━━━━━ SOURCE MATERIAL

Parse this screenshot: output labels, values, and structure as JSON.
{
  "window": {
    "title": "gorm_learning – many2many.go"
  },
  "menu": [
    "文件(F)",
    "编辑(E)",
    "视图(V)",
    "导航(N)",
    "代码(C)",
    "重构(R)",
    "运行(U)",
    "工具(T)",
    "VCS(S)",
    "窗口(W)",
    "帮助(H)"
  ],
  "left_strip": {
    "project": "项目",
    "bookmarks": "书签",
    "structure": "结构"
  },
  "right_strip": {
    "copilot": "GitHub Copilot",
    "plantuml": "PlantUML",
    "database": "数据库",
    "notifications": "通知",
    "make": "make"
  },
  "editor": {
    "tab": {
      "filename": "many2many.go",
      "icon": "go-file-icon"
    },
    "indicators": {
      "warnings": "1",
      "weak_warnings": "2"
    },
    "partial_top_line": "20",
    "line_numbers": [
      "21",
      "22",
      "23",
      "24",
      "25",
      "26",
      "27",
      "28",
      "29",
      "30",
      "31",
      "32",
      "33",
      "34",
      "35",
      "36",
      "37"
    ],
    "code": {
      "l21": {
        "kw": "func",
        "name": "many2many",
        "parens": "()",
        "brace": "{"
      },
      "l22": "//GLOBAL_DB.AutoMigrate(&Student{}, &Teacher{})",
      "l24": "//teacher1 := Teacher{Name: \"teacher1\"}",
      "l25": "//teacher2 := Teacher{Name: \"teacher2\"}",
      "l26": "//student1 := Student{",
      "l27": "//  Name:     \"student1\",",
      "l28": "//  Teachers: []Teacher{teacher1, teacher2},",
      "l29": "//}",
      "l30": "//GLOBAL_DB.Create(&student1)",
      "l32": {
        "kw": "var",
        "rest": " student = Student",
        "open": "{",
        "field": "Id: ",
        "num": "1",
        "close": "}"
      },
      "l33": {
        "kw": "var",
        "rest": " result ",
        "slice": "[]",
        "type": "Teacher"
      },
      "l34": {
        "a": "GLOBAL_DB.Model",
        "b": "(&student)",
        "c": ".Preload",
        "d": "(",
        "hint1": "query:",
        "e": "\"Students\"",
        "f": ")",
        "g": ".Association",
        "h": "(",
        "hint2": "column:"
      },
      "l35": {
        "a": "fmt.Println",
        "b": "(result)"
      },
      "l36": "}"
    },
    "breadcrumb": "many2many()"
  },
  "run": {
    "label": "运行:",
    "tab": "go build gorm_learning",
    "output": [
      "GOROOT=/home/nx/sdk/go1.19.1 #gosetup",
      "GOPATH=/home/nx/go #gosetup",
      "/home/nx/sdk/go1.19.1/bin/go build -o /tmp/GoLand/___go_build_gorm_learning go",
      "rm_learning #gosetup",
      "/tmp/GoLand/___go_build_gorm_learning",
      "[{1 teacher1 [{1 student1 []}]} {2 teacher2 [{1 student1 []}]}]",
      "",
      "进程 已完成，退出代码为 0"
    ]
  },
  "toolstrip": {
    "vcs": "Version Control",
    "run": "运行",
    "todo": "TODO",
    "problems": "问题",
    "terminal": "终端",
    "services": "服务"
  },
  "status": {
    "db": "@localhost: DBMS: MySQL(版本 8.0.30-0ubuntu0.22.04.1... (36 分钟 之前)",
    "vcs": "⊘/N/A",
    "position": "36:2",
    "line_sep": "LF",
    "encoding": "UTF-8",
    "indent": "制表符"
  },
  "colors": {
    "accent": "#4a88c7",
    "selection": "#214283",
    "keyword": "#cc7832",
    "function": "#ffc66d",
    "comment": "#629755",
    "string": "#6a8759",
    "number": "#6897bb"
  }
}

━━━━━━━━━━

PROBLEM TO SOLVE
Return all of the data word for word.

WRITTEN ANSWER
Parse this screenshot: output labels, values, and structure as JSON.
{
  "window": {
    "title": "gorm_learning – many2many.go"
  },
  "menu": [
    "文件(F)",
    "编辑(E)",
    "视图(V)",
    "导航(N)",
    "代码(C)",
    "重构(R)",
    "运行(U)",
    "工具(T)",
    "VCS(S)",
    "窗口(W)",
    "帮助(H)"
  ],
  "left_strip": {
    "project": "项目",
    "bookmarks": "书签",
    "structure": "结构"
  },
  "right_strip": {
    "copilot": "GitHub Copilot",
    "plantuml": "PlantUML",
    "database": "数据库",
    "notifications": "通知",
    "make": "make"
  },
  "editor": {
    "tab": {
      "filename": "many2many.go",
      "icon": "go-file-icon"
    },
    "indicators": {
      "warnings": "1",
      "weak_warnings": "2"
    },
    "partial_top_line": "20",
    "line_numbers": [
      "21",
      "22",
      "23",
      "24",
      "25",
      "26",
      "27",
      "28",
      "29",
      "30",
      "31",
      "32",
      "33",
      "34",
      "35",
      "36",
      "37"
    ],
    "code": {
      "l21": {
        "kw": "func",
        "name": "many2many",
        "parens": "()",
        "brace": "{"
      },
      "l22": "//GLOBAL_DB.AutoMigrate(&Student{}, &Teacher{})",
      "l24": "//teacher1 := Teacher{Name: \"teacher1\"}",
      "l25": "//teacher2 := Teacher{Name: \"teacher2\"}",
      "l26": "//student1 := Student{",
      "l27": "//  Name:     \"student1\",",
      "l28": "//  Teachers: []Teacher{teacher1, teacher2},",
      "l29": "//}",
      "l30": "//GLOBAL_DB.Create(&student1)",
      "l32": {
        "kw": "var",
        "rest": " student = Student",
        "open": "{",
        "field": "Id: ",
        "num": "1",
        "close": "}"
      },
      "l33": {
        "kw": "var",
        "rest": " result ",
        "slice": "[]",
        "type": "Teacher"
      },
      "l34": {
        "a": "GLOBAL_DB.Model",
        "b": "(&student)",
        "c": ".Preload",
        "d": "(",
        "hint1": "query:",
        "e": "\"Students\"",
        "f": ")",
        "g": ".Association",
        "h": "(",
        "hint2": "column:"
      },
      "l35": {
        "a": "fmt.Println",
        "b": "(result)"
      },
      "l36": "}"
    },
    "breadcrumb": "many2many()"
  },
  "run": {
    "label": "运行:",
    "tab": "go build gorm_learning",
    "output": [
      "GOROOT=/home/nx/sdk/go1.19.1 #gosetup",
      "GOPATH=/home/nx/go #gosetup",
      "/home/nx/sdk/go1.19.1/bin/go build -o /tmp/GoLand/___go_build_gorm_learning go",
      "rm_learning #gosetup",
      "/tmp/GoLand/___go_build_gorm_learning",
      "[{1 teacher1 [{1 student1 []}]} {2 teacher2 [{1 student1 []}]}]",
      "",
      "进程 已完成，退出代码为 0"
    ]
  },
  "toolstrip": {
    "vcs": "Version Control",
    "run": "运行",
    "todo": "TODO",
    "problems": "问题",
    "terminal": "终端",
    "services": "服务"
  },
  "status": {
    "db": "@localhost: DBMS: MySQL(版本 8.0.30-0ubuntu0.22.04.1... (36 分钟 之前)",
    "vcs": "⊘/N/A",
    "position": "36:2",
    "line_sep": "LF",
    "encoding": "UTF-8",
    "indent": "制表符"
  },
  "colors": {
    "accent": "#4a88c7",
    "selection": "#214283",
    "keyword": "#cc7832",
    "function": "#ffc66d",
    "comment": "#629755",
    "string": "#6a8759",
    "number": "#6897bb"
  }
}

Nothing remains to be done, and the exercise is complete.